**YOUR TASK**
Show, in full, each line of the data that contains "true".

=== Section Start ===

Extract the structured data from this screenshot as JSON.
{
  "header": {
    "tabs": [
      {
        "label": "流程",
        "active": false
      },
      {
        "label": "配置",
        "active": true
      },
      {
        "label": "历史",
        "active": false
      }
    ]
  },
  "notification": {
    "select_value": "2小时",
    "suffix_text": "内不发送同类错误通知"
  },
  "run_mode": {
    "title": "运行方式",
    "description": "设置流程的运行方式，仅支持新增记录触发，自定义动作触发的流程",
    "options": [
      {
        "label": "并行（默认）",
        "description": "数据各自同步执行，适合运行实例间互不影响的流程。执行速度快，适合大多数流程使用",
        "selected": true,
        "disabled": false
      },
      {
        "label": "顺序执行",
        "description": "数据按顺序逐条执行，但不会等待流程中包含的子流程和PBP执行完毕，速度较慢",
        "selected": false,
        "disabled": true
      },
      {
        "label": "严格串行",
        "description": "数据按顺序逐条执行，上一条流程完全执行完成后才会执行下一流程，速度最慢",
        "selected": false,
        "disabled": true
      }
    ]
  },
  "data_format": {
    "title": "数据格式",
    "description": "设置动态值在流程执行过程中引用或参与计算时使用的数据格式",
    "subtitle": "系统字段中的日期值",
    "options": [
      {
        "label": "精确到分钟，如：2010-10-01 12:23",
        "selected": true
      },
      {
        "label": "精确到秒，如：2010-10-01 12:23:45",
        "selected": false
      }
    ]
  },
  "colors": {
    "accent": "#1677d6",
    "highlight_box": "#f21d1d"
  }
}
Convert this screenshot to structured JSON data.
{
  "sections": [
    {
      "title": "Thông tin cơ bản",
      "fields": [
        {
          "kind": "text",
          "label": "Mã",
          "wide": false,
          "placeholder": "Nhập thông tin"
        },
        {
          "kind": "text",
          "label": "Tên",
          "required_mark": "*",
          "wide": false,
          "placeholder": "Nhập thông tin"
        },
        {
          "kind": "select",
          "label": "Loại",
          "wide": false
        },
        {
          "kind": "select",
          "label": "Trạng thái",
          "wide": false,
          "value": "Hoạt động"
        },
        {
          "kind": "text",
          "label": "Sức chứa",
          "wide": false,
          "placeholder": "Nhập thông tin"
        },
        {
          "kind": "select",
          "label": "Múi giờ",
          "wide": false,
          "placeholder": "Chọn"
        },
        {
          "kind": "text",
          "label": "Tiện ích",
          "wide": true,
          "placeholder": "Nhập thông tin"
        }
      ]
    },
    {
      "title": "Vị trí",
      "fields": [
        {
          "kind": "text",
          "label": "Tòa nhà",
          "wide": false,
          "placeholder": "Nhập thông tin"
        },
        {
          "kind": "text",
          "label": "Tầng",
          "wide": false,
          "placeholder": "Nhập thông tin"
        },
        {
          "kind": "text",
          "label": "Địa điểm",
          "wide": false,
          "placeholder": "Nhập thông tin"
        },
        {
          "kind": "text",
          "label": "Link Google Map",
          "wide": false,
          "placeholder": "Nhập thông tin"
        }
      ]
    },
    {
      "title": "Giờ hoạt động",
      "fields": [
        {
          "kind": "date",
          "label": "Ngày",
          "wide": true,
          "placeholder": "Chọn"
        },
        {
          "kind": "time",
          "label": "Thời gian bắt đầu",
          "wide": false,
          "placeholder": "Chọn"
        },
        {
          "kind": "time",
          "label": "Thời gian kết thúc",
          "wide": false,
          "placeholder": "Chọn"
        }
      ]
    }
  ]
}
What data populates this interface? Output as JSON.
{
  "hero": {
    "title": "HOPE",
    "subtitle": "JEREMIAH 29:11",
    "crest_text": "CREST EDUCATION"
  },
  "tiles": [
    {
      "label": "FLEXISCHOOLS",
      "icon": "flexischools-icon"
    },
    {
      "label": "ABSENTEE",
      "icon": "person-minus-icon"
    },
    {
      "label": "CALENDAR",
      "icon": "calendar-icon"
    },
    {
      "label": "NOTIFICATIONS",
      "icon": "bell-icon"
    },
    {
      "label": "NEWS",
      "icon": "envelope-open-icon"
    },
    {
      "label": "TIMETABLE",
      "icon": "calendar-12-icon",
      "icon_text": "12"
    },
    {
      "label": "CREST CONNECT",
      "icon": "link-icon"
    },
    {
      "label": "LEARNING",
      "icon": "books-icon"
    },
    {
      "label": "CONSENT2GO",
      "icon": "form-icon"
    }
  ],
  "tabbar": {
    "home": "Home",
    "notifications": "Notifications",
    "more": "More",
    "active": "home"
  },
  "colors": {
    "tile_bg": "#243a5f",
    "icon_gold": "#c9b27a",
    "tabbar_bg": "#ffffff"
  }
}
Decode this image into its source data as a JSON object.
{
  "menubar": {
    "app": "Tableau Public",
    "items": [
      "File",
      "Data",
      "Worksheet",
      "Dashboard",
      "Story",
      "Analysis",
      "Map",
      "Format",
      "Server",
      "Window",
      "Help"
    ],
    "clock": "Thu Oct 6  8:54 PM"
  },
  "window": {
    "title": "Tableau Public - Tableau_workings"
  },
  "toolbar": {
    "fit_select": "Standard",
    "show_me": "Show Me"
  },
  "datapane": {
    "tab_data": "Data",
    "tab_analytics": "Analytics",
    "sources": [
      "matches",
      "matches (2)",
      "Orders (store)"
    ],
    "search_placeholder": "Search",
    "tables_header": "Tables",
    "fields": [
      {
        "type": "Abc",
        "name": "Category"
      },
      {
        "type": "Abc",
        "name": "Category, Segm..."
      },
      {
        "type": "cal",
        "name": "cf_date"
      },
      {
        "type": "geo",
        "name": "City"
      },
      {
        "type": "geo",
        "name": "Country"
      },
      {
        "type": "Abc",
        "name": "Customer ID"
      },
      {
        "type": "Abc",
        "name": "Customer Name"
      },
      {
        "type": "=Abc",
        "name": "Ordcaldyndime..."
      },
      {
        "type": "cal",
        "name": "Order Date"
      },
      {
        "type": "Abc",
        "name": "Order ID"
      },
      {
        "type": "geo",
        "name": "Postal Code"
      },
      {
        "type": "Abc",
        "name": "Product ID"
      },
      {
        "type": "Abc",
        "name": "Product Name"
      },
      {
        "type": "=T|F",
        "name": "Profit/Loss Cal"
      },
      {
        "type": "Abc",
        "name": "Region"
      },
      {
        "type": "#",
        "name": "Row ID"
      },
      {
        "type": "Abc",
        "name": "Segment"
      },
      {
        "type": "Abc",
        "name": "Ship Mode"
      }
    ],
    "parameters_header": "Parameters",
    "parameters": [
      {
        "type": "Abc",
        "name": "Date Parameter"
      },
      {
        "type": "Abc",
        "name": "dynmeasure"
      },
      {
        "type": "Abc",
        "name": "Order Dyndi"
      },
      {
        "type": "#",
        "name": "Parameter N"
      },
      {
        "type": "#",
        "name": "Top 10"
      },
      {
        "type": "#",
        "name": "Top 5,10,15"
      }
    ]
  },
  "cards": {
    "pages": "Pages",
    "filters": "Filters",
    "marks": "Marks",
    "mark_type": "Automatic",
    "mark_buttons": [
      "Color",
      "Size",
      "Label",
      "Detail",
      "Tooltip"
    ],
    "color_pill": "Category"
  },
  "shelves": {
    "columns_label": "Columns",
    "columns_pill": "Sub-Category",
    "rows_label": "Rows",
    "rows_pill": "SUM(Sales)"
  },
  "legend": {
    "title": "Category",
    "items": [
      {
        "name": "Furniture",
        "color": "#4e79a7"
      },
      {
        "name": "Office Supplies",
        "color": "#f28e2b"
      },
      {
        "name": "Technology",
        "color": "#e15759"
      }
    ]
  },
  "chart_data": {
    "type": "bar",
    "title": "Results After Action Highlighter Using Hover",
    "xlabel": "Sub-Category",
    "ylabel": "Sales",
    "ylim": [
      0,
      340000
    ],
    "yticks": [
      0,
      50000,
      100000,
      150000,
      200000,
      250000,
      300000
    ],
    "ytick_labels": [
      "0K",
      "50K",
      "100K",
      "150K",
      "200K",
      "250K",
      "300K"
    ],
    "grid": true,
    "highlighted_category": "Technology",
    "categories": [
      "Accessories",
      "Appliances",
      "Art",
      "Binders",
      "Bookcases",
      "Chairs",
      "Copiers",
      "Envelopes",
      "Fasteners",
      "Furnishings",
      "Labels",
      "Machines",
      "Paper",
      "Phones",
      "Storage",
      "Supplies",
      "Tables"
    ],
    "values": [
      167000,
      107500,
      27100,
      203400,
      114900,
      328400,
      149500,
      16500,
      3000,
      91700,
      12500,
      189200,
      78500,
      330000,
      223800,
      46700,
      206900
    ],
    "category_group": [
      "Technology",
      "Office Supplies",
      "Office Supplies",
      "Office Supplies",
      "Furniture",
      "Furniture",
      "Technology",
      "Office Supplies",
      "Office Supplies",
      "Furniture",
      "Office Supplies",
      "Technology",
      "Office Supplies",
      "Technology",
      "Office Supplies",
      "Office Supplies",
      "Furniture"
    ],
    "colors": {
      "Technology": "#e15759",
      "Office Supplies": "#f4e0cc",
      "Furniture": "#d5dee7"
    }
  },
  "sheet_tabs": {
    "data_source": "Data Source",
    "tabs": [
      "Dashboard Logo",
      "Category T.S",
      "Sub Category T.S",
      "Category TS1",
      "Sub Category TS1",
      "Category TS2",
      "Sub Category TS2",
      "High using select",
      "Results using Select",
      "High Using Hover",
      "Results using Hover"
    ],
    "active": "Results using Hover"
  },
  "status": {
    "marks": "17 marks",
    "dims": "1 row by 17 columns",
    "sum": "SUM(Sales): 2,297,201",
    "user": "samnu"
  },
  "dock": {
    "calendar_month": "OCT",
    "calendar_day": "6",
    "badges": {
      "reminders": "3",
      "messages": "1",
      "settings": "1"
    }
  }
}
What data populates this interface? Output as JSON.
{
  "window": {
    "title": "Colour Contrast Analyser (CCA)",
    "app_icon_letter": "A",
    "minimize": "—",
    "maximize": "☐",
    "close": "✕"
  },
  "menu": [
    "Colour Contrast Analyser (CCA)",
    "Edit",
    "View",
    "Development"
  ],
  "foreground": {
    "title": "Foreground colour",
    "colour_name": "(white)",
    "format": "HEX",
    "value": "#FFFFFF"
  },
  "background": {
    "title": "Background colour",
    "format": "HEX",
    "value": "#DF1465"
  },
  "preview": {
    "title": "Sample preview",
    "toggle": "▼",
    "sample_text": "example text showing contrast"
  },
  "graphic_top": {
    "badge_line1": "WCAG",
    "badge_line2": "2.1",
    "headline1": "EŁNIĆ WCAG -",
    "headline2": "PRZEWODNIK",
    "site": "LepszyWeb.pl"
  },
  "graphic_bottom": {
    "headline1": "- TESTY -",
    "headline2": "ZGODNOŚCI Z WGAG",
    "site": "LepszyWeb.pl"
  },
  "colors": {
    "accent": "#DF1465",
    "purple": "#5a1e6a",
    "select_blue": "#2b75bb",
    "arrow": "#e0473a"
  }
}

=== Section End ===

**SOLUTION FOR THIS EXERCISE**
        "active": true
        "selected": true,
        "disabled": true
        "disabled": true
        "selected": true
          "wide": true,
          "wide": true,
    "grid": true,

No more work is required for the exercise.